Depression has recently become the leading cause of disability, worldwide. It affects one out of every 20 Canadians, causing significant suffering to patients and their families and costing the economy CAD$32.3 billion each year. Previous efforts to address the burden of disease caused by depression have mostly been focused on expanding access to mental health services.
Recent analyses, however, suggest that the prevalence and burden of depression has remained the same in the last two decades, in spite of the intensified efforts to improve access to mental health services. This is mainly because not enough efforts have been spent on providing treatments that are adequate, appropriate, and equitable, and also because of the lack of investments on prevention.
In my research program, I propose to:
- study treatment patterns that are adequate and that work for specific group of people at specific times
- examine complex combinations of social factors that influence access to mental health services, and
- identify community-based activities that promote mental wellness and resilience. The program of research has the potential to generate recommendations at the individual, health system, and community level that can be implemented to reduce the prevalence and burden of depression over time.
Implementation of Shared Decision Making to Improve Person- and Family-Centred Care
The healthcare system is undergoing a paradigm shift toward person- and family-centred care. While this is a critical priority, it will be challenging to put into practice.

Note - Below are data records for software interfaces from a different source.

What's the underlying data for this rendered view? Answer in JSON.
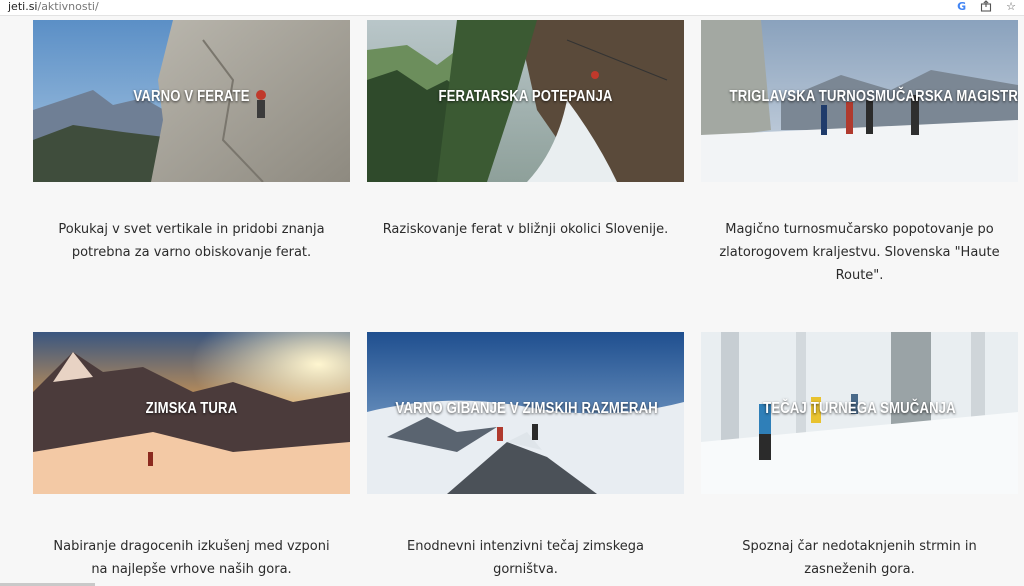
{
  "browser": {
    "url_host": "jeti.si",
    "url_path": "/aktivnosti/",
    "icons": [
      "google-icon",
      "share-icon",
      "bookmark-star-icon"
    ]
  },
  "cards": [
    {
      "title": "VARNO V FERATE",
      "desc_lines": [
        "Pokukaj v svet vertikale in pridobi znanja",
        "potrebna za varno obiskovanje ferat."
      ]
    },
    {
      "title": "FERATARSKA POTEPANJA",
      "desc_lines": [
        "Raziskovanje ferat v bližnji okolici Slovenije."
      ]
    },
    {
      "title": "TRIGLAVSKA TURNOSMUČARSKA MAGISTRALA",
      "desc_lines": [
        "Magično turnosmučarsko popotovanje po",
        "zlatorogovem kraljestvu. Slovenska \"Haute",
        "Route\"."
      ]
    },
    {
      "title": "ZIMSKA TURA",
      "desc_lines": [
        "Nabiranje dragocenih izkušenj med vzponi",
        "na najlepše vrhove naših gora."
      ]
    },
    {
      "title": "VARNO GIBANJE V ZIMSKIH RAZMERAH",
      "desc_lines": [
        "Enodnevni intenzivni tečaj zimskega",
        "gorništva."
      ]
    },
    {
      "title": "TEČAJ TURNEGA SMUČANJA",
      "desc_lines": [
        "Spoznaj čar nedotaknjenih strmin in",
        "zasneženih gora."
      ]
    }
  ]
}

One strategy to implement this change is shared decision-making (SDM), a process that supports patients and providers to discuss the risks and benefits of options, clarify preferences, and make choices based on their informed values. Knowledge translation and implementation science (KT/IS) are key approaches for accelerating this system change.
To advance the science of implementing evidence into policy and practice, I will implement and assess evidence-based SDM tools in routine primary care, focusing on maternal health.

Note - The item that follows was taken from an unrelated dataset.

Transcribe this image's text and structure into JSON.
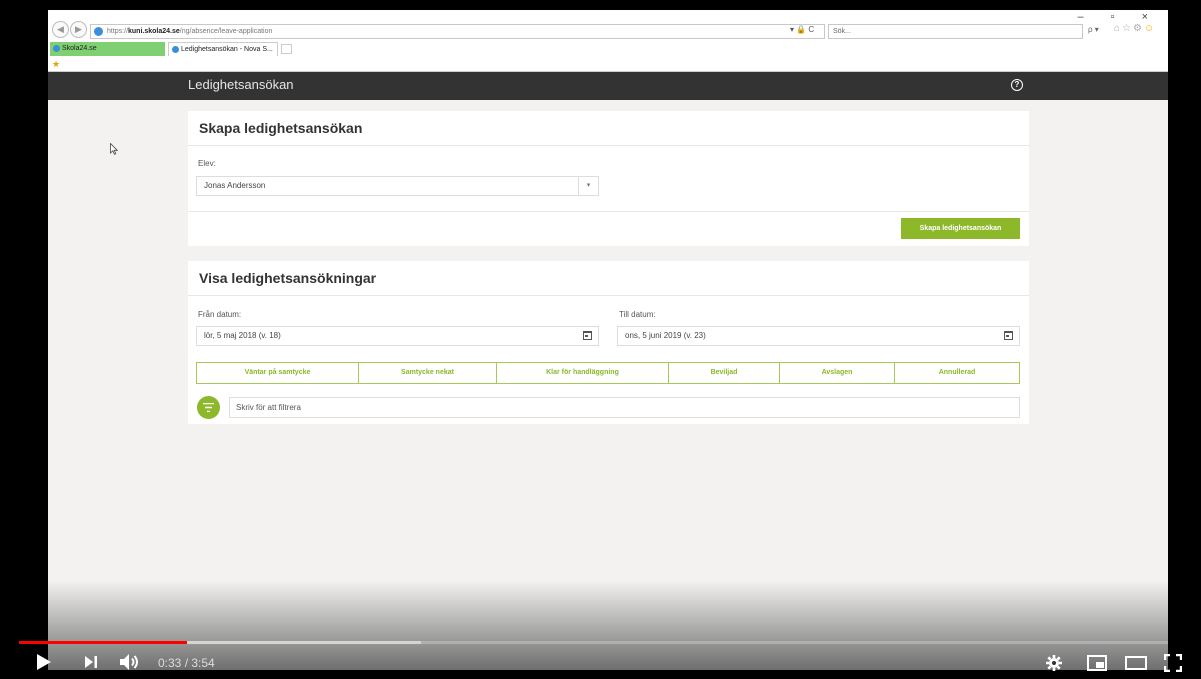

Key objectives include to:
- Investigate factors contributing to successful implementation of SDM tools in routine care,
- Adapt, implement, and assess health care professional training to support uptake of SDM,
- Investigate how documentary film can work as a method of knowledge translation to support patients’ informed choices, and
- Evaluate partnerships between researchers and policy makers to catalyze the implementation of SDM.
This research will be used to advance person- and family-centred care in maternal health and in primary care more broadly.
A causal inference framework for analyzing large administrative healthcare databases with a focus on multiple sclerosis
Provincial health authorities routinely collect patient information on a massive scale, but health researchers face the challenge of exploring cause-and-effect relationships using these non-randomized population-based data sources. Machine learning methods are increasingly used to analyze these large datasets, although they do not inherently take causal structures (i.e., how the variables affect each other) into consideration and may lead to less-than-optimal or even erroneous conclusions.
Health researchers urgently need new big-data analytic methods that are geared towards extracting causal explanations rather than merely increasing prediction accuracy. This project will develop innovative biostatistical methodologies that will better equip health researchers to infer causation from big-data sources.
As a motivating problem, with a bias reduction goal in mind, Dr. Karim will investigate potential benefits of disease-modifying drugs in multiple sclerosis patients 50 years of age or older. Ultimately, this methodological development will enable health researchers to convert information into actionable knowledge for other common, chronic conditions, leading to cost-effective medical decision making and improving the health of Canadians.